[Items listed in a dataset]
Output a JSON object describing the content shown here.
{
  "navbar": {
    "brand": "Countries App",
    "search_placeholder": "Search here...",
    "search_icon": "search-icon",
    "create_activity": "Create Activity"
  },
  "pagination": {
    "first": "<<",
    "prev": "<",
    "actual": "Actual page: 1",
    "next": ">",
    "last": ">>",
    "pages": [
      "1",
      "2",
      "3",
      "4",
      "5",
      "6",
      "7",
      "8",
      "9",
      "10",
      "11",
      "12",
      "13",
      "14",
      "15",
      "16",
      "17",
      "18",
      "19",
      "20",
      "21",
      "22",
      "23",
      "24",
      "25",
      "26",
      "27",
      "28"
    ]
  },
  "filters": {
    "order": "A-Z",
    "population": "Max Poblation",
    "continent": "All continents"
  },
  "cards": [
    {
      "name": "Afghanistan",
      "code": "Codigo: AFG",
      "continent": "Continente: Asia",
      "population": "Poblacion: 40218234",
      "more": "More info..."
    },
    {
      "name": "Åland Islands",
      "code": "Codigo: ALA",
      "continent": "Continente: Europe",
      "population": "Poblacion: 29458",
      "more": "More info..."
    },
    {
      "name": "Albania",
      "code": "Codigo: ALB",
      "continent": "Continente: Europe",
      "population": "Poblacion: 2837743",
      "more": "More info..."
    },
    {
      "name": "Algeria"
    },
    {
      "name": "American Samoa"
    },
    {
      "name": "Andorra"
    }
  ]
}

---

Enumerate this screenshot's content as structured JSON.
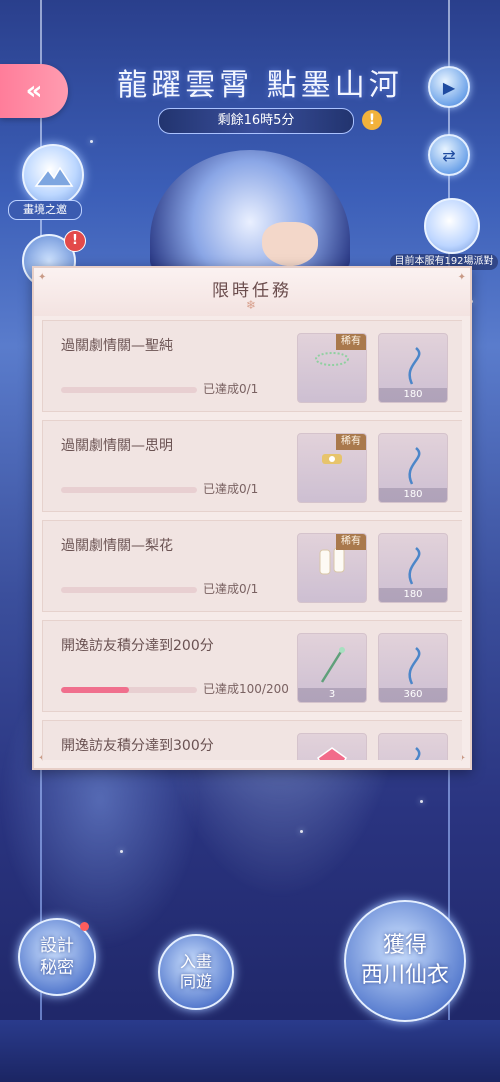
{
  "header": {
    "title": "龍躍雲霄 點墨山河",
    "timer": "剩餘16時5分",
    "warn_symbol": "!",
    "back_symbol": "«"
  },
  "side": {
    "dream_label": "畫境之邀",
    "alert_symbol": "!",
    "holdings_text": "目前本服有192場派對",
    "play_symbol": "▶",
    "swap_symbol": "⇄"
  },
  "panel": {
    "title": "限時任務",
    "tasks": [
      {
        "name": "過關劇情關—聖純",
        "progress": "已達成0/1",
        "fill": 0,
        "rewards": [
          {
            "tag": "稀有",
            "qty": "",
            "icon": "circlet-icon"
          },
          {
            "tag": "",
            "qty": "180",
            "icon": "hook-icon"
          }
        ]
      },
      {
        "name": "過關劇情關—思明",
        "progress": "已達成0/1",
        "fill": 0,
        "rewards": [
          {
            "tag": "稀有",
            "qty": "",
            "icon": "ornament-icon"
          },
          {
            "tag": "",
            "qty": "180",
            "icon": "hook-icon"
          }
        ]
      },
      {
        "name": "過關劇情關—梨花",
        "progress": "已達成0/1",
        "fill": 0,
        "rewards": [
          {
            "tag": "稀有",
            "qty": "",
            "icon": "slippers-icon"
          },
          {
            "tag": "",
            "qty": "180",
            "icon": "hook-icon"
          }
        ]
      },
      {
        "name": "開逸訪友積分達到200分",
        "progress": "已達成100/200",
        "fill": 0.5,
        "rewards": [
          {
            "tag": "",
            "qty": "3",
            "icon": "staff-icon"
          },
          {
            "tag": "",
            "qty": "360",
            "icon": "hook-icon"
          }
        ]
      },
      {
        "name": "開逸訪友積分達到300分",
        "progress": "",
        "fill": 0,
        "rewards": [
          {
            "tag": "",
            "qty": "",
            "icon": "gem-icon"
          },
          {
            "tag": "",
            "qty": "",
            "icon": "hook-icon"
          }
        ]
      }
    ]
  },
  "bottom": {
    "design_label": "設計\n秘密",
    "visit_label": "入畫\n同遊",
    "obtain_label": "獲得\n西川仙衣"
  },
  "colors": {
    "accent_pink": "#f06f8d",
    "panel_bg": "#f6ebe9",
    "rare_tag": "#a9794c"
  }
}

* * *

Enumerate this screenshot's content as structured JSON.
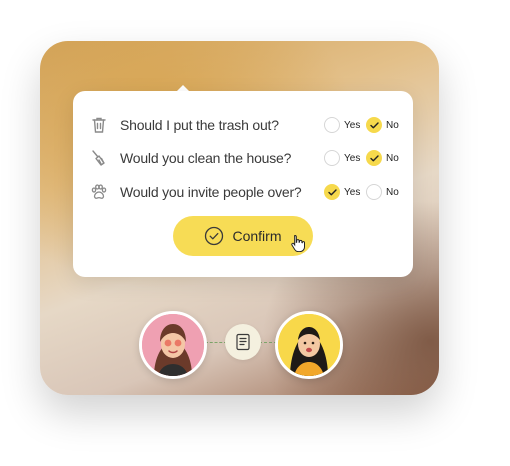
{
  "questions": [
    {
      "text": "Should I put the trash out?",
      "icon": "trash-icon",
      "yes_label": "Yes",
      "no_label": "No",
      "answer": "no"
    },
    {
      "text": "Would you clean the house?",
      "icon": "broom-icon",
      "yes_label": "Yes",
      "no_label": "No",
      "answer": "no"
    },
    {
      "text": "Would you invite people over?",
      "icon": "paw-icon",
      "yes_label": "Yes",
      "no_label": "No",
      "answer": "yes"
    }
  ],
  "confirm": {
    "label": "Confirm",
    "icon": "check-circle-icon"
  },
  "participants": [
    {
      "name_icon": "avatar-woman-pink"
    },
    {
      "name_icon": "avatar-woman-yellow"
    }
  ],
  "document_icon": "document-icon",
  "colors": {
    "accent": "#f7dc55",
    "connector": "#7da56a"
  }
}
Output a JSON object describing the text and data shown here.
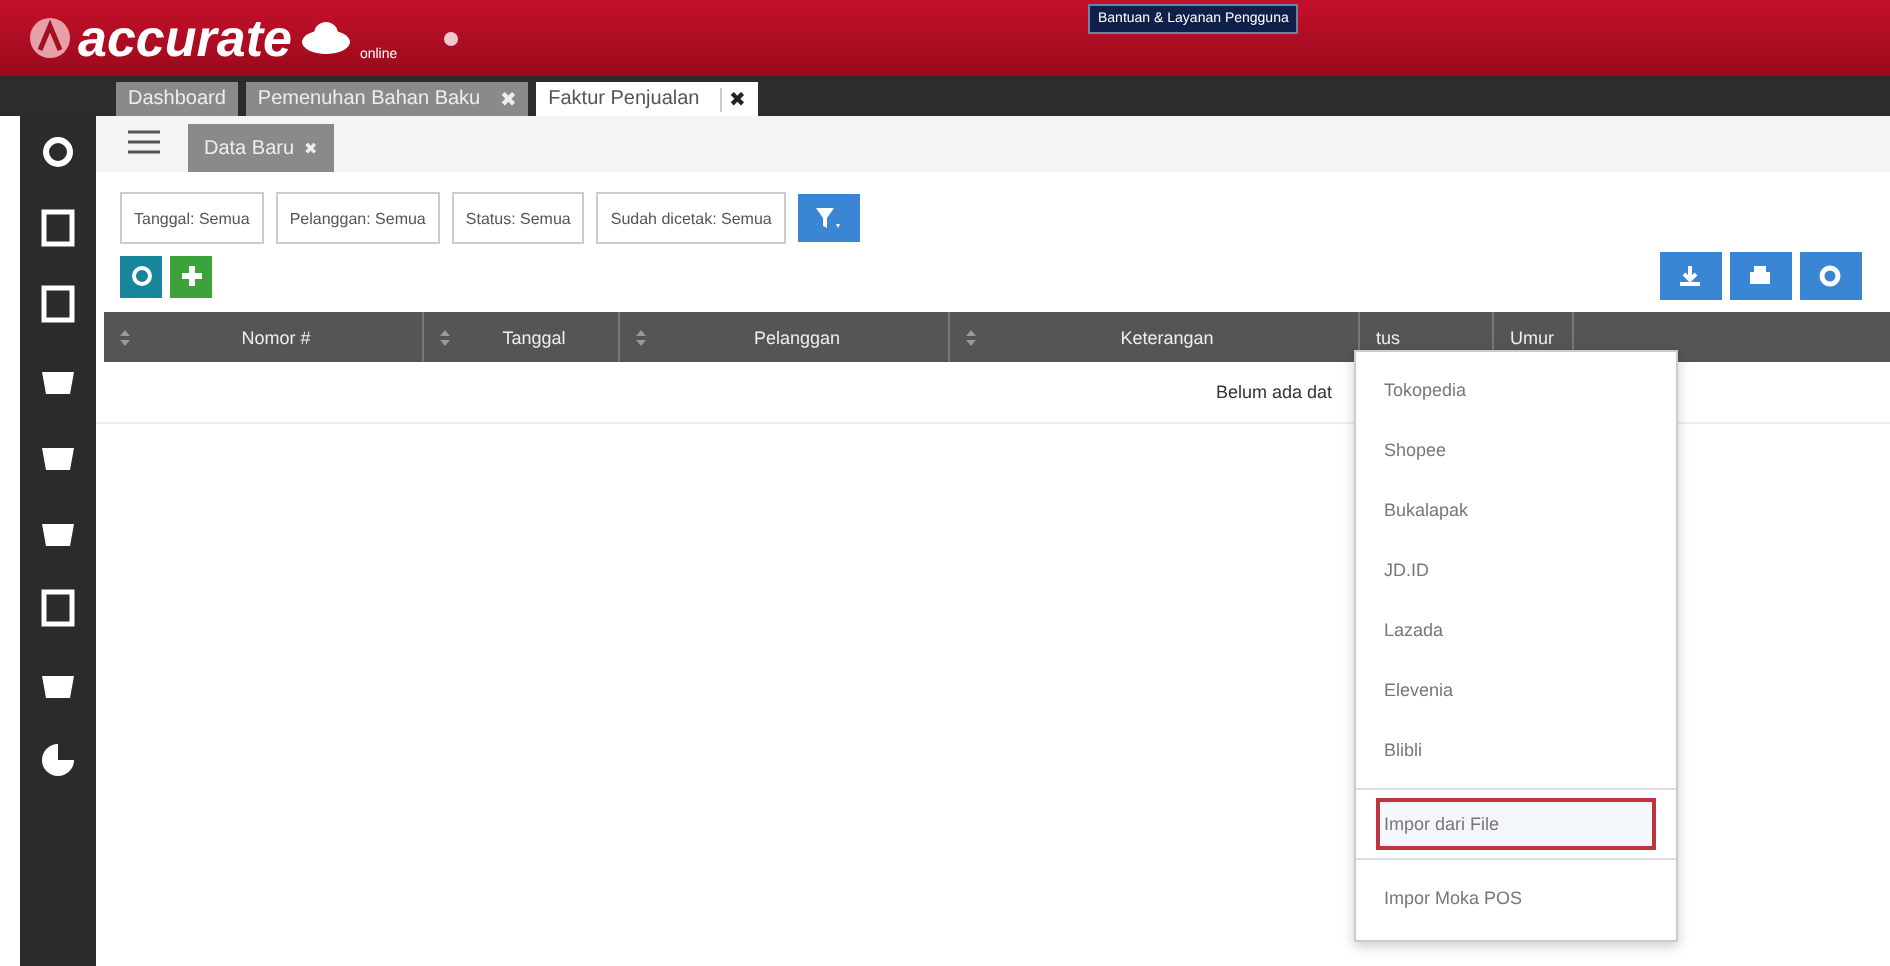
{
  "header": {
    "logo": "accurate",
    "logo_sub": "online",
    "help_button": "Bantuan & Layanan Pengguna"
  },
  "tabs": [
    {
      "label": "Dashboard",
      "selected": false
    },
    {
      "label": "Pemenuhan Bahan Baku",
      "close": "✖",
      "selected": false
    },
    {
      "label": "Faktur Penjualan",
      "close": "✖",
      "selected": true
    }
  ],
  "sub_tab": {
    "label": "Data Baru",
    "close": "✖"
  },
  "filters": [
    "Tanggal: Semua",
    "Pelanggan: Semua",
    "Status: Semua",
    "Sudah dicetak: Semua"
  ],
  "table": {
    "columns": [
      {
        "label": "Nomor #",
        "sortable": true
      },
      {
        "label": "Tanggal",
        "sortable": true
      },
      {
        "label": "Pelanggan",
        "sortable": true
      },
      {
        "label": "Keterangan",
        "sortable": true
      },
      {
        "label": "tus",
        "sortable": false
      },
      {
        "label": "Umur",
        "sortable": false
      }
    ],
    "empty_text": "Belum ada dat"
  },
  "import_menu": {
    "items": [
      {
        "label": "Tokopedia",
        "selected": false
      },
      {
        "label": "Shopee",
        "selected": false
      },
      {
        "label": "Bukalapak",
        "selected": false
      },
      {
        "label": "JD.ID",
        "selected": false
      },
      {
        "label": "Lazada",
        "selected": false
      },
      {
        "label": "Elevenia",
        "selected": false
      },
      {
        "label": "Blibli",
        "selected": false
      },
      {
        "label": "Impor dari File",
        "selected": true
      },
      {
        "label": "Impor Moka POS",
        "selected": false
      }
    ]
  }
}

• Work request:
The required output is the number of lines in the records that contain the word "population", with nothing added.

• Response:
4